▸ Stored data
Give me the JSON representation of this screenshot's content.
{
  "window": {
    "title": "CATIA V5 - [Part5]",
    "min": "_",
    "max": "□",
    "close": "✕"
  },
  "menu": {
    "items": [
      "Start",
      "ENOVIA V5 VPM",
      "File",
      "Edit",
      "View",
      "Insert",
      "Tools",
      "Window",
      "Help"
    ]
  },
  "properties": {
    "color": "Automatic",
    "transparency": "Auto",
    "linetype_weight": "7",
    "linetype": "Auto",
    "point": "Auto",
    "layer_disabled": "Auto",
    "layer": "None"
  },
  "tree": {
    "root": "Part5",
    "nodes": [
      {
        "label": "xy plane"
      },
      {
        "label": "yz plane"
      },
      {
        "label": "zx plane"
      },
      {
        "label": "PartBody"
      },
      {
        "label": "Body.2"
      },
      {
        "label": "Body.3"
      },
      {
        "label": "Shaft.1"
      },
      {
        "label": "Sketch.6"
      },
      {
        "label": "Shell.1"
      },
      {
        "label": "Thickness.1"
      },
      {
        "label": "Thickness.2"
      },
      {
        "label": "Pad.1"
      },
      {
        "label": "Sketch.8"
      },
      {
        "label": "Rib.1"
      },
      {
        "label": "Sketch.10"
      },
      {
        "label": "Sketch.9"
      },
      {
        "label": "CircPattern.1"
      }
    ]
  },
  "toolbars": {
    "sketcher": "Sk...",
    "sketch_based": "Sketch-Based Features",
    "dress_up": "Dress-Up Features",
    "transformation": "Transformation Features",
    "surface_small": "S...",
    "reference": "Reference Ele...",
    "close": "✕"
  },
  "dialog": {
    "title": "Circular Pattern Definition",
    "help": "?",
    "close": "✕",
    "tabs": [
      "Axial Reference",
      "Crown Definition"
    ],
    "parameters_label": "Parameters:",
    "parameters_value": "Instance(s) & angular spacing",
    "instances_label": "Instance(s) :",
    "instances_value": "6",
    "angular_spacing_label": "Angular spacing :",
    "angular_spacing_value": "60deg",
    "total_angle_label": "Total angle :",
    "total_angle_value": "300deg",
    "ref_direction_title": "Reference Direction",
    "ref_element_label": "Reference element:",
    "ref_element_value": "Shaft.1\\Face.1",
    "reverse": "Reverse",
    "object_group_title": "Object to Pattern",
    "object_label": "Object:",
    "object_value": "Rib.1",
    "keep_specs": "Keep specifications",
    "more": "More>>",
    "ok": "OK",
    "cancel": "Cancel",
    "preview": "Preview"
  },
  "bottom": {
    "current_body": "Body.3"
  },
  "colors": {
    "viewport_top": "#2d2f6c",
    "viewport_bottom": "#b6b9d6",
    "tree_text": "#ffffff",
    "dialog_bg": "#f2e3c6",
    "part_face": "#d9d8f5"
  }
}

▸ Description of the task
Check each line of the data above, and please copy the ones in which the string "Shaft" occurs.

▸ Reply
        "label": "Shaft.1"
    "ref_element_value": "Shaft.1\\Face.1",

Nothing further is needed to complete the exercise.